Yet as decisive a winner as Street Sense was, the talk of a prospective Triple Crown sweep this year doesn't seem to be nearly as intense as it was after Barbaro won the Derby last year. Perhaps folks are gun shy after the tragedy that befell Barbaro in last year's Preakness and are unwilling to make another emotional investment so soon, which would be perfectly understandable. But the more tangible reason for why people are more reserved about a Triple Crown sweep might be that, as good as he looked Saturday, Street Sense still has a few important issues to address.

For one, it is fair to ask whether Street Sense can be as effective elsewhere as he obviously is at Churchill Downs. Although Street Sense ran well when he narrowly won the Tampa Bay Derby, and narrowly missed in the Blue Grass, there is no debate that his performances in the Derby and in his Breeders' Cup Juvenile romp last fall, also at Churchill, were of substantially higher quality.

Another question is whether Street Sense can so smoothly handle Hard Spun under circumstances that aren't so tilted in his favor. Hard Spun ran a giant race in the Derby after setting a very quick pace. The other horses who were in closest attendance early to Hard Spun were Stormello, Cowtown Cat, and Teuflesberg, and they wound up 19th, 20th, and 17th. Hard Spun, meanwhile, finished almost six lengths ahead of the third finisher, the previously undefeated Curlin. While it is true the 2 1/4 lengths Street Sense had on Hard Spun at the wire seemed to feel even bigger, it is not unreasonable to think that these two might be a lot closer in terms of ability. Especially so in a scenario where Hard Spun isn't coming off a six-week layoff and isn't so fresh that he can't help himself and sets fractions more suitable to a sprint race. In other words, under the kind of scenario we are likely to see in the Preakness.

Two of the main themes going into the Derby were how closely matched the field seemed to be on paper, and how all the old established "Derby rules," such as the number of 3-year-old preps for Derby aspirants, and recency, would respond to severe challenge.
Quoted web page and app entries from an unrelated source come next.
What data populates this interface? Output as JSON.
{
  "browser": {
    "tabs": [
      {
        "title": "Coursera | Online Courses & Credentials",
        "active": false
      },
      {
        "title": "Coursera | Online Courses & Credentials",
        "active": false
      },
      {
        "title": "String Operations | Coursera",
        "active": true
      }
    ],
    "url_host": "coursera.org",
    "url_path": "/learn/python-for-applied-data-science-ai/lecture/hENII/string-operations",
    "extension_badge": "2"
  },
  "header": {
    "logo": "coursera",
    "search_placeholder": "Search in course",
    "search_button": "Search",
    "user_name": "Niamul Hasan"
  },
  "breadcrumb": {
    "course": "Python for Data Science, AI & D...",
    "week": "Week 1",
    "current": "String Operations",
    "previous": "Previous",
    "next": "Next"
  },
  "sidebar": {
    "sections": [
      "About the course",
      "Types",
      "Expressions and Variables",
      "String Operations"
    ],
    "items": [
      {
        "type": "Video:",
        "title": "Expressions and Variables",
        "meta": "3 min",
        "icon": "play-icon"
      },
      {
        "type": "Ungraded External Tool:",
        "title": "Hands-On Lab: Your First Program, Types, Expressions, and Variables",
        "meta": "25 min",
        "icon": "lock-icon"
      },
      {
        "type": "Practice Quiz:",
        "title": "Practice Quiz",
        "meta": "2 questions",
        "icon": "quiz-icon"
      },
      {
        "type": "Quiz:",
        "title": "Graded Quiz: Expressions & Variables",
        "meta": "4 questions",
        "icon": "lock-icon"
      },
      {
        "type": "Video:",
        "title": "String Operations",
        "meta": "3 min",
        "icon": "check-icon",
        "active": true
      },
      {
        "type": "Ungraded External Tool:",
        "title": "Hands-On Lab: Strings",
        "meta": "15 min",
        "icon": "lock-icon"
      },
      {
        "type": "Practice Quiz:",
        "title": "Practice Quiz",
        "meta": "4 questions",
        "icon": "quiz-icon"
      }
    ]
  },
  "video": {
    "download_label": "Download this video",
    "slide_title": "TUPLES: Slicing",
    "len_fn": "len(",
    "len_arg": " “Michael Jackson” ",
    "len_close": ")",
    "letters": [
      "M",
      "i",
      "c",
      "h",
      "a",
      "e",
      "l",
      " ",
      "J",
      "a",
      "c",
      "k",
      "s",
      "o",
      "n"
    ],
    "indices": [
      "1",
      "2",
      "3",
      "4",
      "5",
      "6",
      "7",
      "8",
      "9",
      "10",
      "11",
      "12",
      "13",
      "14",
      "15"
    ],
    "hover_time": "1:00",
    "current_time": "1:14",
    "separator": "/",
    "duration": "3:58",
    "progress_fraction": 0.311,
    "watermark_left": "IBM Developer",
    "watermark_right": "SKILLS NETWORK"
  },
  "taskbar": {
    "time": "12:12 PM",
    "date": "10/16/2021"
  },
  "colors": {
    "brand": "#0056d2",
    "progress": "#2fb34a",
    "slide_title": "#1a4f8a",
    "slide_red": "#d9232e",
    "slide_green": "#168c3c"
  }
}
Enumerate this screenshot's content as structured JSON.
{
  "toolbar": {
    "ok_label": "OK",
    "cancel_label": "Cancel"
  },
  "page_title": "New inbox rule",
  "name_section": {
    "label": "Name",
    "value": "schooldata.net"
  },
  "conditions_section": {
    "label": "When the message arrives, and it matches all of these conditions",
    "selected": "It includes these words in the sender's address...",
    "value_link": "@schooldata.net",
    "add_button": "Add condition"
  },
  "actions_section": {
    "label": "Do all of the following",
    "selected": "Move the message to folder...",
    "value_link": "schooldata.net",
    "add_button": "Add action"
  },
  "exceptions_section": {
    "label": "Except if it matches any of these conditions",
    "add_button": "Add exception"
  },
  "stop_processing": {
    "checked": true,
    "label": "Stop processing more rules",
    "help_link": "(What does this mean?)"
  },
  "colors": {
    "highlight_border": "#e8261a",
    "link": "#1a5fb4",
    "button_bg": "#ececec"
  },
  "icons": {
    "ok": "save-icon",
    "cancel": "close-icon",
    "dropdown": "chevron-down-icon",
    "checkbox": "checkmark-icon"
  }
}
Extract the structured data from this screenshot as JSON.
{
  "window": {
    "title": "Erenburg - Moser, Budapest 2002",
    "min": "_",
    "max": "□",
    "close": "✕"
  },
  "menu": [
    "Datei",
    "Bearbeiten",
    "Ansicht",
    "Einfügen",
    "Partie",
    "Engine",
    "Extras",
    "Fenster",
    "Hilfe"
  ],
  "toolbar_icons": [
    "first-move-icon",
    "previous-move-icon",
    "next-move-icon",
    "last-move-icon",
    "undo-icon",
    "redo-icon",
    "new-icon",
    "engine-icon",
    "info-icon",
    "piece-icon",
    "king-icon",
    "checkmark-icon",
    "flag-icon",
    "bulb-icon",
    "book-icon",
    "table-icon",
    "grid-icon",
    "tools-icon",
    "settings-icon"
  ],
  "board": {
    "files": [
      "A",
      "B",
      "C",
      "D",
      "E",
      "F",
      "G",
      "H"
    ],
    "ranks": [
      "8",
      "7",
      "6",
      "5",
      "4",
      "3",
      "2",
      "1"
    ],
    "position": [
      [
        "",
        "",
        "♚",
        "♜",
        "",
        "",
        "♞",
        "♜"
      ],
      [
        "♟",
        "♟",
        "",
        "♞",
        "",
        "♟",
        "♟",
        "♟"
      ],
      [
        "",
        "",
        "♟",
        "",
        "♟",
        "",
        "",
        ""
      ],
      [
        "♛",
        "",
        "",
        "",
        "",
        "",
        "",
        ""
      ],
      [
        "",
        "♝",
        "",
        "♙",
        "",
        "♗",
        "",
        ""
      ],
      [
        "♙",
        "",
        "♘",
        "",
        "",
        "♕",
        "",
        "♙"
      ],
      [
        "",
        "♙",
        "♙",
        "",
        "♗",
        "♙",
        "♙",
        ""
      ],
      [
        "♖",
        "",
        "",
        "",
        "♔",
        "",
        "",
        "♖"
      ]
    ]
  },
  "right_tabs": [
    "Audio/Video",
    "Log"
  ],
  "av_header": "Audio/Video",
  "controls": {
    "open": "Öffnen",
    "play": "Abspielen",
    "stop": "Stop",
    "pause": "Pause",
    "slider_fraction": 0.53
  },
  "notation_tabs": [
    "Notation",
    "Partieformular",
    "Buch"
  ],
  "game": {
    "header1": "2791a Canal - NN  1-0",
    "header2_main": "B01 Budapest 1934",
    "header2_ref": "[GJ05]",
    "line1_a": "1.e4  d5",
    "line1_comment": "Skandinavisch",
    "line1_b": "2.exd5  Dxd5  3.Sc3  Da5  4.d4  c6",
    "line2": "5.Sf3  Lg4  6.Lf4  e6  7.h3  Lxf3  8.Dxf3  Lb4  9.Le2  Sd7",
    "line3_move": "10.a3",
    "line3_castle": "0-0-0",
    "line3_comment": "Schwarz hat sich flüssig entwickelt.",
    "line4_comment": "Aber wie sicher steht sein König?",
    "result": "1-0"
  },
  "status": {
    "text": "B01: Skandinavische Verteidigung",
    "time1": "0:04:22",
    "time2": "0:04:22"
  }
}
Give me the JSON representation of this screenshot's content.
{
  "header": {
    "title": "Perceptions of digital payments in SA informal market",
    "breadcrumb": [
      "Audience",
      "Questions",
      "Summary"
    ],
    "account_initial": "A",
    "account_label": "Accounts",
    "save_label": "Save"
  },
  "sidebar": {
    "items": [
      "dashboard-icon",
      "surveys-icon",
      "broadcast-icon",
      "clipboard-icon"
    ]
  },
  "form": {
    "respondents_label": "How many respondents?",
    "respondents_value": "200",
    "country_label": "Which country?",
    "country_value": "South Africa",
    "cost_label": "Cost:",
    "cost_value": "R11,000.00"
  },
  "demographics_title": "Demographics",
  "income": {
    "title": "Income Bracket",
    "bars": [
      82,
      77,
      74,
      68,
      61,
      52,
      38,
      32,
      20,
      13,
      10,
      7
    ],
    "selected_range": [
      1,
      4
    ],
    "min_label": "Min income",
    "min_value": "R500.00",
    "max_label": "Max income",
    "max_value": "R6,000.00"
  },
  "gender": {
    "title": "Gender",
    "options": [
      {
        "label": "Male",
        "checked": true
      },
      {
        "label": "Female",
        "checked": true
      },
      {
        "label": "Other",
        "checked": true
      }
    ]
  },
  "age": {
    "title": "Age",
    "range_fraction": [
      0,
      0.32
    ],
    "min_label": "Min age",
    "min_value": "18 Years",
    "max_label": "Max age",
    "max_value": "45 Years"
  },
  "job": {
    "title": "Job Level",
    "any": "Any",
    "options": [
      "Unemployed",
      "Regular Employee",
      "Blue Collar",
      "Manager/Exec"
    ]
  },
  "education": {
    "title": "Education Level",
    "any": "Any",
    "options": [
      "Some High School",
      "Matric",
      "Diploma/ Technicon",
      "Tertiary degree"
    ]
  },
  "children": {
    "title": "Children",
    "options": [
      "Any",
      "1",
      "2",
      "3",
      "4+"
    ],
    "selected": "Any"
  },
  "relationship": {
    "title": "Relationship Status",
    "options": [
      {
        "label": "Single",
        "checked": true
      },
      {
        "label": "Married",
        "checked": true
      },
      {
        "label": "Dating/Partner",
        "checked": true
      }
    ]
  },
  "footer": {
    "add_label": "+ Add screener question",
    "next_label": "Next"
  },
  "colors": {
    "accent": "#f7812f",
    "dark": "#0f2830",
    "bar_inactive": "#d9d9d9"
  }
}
Both Street Sense and Hard Spun made a mockery of the notion that this Derby was highly competitive. And as for the Derby rules, it sure seems like they no longer apply.

It isn't that all the old criteria for a successful Derby candidate were nonsense. These qualifications, established over decades, were grounded in common sense, such as fitness and seasoning. But the trainers of today's horses have decided that these rules just don't matter enough to be governed by them.

This year, four of the first six betting favorites were bucking long-standing Derby trends. Aside from attempting to become the first Breeders' Cup Juvenile winner to win the Derby since the inception of the Breeders' Cup in 1984, and first 2-year-old champion to win the Derby since Spectacular Bid in 1979, favored Street Sense also was one of five starters Saturday shooting to become only the second horse in 60 years, and the first in 23 years, to win the Derby with only two prep races at 3.

Curlin, who was the close second choice in the betting, was hoping to become the first horse in 125 years to win the Derby without having raced at 2, and the first in 92 years to win the Derby with only three career starts. Hard Spun, the fourth choice in the Derby wagering, was attempting to become the first horse in 51 years to win without having raced in six weeks. And Circular Quay, the sixth choice in the betting, was trying to become the first since who knows when to win the Derby off an eight-week layoff.

When such a high concentration of horses accorded the best chances of winning the Derby also were attempting to bring the Derby rules to their knees, there was a good shot something would give. And in a Derby that proved to be formful, with the favorite beating the fourth choice, and the second choice finishing third, the Derby rules gave way by the handful.

And because they did, you can bank on more unconventional approaches by horsemen to future Derbies. Prepare yourself. The day might not be too far off when we see a horse attempting to win the Derby in his first start of the year.